Records contained in a dataset:

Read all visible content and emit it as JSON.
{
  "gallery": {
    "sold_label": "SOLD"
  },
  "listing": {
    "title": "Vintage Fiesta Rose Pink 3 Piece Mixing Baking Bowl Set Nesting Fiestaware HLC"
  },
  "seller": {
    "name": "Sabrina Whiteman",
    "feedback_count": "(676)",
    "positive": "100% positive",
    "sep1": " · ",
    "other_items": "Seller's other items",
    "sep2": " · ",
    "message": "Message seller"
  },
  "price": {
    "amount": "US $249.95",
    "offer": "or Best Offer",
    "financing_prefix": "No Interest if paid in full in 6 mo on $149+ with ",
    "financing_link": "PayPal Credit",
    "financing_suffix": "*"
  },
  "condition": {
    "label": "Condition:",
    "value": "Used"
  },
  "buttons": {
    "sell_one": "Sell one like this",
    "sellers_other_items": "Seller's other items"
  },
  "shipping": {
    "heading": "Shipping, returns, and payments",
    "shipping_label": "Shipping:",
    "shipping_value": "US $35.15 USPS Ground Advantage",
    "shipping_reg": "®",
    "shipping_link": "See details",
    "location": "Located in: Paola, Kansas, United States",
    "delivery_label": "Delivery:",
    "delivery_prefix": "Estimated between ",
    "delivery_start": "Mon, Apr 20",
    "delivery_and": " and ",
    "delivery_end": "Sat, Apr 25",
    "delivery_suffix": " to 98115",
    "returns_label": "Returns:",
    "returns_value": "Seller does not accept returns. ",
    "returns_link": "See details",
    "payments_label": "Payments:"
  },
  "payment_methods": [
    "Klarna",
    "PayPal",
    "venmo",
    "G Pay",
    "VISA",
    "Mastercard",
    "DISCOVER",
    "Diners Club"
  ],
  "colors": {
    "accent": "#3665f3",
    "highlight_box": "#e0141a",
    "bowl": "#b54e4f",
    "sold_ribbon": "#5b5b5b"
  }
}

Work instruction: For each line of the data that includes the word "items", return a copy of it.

Task solution:
    "other_items": "Seller's other items",
    "sellers_other_items": "Seller's other items"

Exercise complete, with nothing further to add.